■ **WHAT IS EXPECTED**
Scan the material below for lines with the word "data" and report how many there are, with nothing added.

■ **RECORDS FOR THIS TASK**
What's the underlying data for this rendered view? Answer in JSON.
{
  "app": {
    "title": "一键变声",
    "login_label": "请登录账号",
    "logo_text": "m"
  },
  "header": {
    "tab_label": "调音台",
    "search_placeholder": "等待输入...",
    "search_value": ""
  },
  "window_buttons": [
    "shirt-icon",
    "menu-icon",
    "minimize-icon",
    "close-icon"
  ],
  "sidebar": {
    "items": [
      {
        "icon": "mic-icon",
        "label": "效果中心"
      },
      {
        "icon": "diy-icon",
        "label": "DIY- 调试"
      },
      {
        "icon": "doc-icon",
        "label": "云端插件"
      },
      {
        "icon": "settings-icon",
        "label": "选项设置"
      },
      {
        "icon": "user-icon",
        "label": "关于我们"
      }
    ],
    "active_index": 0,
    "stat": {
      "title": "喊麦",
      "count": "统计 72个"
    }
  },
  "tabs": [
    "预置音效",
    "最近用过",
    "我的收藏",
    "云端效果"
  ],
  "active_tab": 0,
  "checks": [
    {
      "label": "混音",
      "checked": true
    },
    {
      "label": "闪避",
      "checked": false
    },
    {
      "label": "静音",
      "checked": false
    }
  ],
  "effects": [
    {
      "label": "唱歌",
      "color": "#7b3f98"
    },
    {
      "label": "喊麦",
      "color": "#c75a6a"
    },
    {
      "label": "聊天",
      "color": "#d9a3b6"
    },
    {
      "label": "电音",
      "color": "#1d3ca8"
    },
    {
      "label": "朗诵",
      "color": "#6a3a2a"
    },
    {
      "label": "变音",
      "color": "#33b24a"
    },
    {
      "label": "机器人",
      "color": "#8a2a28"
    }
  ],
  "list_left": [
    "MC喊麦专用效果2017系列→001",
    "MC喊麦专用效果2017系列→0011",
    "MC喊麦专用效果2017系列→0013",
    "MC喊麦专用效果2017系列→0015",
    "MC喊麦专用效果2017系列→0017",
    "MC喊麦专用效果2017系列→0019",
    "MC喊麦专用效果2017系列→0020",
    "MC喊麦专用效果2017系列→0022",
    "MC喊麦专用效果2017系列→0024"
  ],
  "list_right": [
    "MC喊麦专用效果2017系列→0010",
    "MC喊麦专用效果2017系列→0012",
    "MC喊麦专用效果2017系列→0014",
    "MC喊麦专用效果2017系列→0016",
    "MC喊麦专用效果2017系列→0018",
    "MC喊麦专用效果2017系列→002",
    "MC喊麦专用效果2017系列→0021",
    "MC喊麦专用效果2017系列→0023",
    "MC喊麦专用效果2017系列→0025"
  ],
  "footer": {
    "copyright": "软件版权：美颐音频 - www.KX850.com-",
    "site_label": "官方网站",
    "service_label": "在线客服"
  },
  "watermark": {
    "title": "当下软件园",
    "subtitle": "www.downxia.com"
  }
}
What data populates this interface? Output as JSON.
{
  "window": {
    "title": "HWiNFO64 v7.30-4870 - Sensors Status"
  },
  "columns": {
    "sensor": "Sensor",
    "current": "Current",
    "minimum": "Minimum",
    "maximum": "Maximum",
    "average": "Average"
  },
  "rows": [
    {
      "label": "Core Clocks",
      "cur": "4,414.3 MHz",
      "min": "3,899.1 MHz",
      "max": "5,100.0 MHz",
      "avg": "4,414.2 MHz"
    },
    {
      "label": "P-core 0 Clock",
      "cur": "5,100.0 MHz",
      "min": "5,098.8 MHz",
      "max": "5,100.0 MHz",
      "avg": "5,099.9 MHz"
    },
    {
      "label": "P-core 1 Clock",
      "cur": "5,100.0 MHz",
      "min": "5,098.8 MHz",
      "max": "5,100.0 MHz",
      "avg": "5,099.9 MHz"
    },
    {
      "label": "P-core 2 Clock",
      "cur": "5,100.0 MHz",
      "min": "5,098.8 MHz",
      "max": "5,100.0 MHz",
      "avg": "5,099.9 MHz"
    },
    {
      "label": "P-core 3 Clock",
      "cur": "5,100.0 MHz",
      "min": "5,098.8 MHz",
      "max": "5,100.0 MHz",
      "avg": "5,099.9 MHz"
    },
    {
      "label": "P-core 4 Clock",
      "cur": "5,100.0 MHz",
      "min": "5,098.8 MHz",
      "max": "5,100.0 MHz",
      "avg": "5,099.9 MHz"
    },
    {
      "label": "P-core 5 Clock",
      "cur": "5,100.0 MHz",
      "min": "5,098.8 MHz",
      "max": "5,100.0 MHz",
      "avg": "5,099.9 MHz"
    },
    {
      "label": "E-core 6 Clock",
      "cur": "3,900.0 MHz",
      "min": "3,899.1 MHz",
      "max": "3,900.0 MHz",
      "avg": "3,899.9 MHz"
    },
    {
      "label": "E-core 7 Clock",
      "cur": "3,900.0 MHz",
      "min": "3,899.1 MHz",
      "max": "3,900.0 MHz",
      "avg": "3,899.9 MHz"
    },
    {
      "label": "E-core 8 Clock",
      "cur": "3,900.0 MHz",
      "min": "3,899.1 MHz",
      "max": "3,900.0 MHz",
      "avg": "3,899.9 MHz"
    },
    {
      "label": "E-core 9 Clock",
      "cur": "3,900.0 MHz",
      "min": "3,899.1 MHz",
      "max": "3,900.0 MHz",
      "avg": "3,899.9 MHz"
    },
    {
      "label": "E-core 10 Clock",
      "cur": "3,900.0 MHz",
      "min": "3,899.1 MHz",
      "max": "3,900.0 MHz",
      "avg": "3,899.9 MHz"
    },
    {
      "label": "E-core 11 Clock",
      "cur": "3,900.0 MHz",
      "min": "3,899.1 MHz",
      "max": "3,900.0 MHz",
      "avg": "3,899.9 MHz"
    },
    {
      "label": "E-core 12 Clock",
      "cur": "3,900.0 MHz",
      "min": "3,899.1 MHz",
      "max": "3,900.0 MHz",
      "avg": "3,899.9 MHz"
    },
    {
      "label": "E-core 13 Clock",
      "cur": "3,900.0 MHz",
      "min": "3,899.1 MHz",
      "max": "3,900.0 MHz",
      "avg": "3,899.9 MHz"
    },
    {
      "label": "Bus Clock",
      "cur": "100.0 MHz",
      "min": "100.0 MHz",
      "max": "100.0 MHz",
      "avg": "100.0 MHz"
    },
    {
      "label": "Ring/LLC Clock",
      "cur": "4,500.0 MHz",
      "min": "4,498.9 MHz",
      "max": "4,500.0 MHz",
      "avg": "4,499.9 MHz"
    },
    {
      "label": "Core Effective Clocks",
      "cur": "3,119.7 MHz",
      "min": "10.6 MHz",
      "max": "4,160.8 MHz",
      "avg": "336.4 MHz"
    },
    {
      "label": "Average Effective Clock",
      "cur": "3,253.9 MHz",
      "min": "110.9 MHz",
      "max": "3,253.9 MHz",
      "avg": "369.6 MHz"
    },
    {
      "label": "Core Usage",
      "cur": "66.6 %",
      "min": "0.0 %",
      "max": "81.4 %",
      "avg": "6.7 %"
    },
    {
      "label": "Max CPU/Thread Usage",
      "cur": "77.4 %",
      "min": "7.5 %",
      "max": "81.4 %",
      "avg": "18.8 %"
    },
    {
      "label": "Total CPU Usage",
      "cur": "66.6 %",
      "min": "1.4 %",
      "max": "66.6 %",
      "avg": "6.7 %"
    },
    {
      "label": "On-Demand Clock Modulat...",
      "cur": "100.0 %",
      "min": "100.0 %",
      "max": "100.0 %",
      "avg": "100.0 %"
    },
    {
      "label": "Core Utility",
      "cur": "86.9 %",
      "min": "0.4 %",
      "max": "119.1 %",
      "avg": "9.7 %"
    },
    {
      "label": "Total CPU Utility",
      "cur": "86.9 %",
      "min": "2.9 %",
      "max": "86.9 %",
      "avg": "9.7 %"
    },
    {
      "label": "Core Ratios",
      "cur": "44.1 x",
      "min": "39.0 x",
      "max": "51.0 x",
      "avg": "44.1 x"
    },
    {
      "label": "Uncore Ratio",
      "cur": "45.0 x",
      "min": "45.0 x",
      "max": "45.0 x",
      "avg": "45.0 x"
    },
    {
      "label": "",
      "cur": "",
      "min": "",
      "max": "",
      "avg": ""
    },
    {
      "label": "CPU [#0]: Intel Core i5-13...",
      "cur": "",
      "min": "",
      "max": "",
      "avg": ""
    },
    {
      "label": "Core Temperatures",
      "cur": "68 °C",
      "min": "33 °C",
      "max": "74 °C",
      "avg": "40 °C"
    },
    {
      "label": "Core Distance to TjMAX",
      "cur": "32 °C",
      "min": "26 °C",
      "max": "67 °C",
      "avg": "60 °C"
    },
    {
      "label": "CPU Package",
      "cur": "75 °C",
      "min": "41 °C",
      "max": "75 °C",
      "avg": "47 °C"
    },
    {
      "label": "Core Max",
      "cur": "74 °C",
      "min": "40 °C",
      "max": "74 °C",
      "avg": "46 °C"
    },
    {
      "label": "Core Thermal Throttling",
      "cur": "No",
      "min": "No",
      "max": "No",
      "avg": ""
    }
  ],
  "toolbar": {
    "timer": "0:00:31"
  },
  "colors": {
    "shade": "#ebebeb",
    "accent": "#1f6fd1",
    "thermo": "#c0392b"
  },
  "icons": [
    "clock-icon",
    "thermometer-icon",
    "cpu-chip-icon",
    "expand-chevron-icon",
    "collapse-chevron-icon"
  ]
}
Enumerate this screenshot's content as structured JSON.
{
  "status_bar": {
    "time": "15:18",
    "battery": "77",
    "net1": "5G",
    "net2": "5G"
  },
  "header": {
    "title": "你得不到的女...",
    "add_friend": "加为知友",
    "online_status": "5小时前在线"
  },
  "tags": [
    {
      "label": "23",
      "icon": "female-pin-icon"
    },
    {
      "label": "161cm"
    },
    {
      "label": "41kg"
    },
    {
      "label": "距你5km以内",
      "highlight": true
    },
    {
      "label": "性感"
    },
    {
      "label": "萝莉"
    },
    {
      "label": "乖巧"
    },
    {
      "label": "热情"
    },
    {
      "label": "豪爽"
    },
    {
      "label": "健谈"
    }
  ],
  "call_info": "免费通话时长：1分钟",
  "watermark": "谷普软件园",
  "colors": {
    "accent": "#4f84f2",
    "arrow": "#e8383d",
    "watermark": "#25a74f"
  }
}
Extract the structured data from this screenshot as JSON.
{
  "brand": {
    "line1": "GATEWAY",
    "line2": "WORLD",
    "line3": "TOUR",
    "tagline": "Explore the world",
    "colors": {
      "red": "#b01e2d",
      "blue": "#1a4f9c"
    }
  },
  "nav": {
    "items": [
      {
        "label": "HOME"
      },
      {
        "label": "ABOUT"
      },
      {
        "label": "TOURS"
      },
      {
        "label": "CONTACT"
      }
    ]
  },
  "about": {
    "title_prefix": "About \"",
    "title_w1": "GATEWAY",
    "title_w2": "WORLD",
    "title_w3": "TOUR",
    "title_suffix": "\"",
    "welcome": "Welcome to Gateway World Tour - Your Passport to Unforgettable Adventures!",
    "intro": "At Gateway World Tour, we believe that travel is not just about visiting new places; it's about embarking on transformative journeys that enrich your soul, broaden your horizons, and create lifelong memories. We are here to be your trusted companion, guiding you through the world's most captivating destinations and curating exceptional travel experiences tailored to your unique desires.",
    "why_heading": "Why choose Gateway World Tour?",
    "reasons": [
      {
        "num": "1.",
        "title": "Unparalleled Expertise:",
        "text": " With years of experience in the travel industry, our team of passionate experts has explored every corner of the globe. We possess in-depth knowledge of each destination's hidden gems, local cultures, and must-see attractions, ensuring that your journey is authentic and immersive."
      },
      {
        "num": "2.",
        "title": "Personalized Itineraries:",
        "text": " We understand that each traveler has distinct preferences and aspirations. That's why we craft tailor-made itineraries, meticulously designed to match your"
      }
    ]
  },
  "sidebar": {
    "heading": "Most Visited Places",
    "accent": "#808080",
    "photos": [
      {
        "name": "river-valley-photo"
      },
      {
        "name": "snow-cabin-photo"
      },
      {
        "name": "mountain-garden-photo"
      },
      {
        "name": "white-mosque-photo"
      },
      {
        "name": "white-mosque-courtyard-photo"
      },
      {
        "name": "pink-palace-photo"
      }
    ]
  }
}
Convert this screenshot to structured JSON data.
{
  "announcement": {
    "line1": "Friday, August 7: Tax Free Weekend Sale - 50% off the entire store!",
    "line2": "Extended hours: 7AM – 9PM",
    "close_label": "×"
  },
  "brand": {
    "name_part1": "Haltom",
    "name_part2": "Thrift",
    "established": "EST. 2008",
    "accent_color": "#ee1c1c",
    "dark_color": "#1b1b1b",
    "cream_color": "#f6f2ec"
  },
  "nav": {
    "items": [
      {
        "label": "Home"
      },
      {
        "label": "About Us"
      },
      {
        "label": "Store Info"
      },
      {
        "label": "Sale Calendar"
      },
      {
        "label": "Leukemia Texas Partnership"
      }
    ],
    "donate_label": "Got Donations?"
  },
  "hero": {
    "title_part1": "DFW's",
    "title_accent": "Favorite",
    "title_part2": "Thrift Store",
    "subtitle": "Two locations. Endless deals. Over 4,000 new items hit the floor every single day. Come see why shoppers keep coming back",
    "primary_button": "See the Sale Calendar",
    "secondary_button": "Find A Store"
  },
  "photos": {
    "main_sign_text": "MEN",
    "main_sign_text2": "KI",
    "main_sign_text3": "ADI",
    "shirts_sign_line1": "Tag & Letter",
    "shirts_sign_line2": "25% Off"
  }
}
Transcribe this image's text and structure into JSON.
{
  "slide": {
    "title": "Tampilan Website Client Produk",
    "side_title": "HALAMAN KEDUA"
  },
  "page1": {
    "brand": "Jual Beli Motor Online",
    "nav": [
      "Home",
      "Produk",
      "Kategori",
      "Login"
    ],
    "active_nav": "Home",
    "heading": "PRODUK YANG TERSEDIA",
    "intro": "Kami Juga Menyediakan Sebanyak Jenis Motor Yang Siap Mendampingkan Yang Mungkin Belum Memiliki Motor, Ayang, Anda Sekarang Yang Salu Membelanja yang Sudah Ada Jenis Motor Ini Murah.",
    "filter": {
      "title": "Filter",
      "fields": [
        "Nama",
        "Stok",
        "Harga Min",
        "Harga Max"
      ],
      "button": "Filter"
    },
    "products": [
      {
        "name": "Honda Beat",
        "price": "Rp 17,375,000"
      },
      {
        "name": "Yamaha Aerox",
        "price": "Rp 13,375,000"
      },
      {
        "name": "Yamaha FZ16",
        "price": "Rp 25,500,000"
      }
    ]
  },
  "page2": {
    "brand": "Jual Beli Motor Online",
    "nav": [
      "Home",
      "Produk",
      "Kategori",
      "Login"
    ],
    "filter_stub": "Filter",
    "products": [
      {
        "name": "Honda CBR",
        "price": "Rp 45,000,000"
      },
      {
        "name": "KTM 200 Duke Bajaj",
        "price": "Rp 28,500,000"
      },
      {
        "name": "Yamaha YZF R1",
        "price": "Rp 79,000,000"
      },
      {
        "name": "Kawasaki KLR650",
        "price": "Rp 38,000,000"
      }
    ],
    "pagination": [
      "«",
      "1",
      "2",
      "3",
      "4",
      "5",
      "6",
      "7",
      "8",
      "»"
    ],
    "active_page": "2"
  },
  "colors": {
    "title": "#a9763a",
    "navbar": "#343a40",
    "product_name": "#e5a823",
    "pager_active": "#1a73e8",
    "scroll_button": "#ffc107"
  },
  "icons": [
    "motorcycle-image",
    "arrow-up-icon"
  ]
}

■ **ANSWER SPACE**
4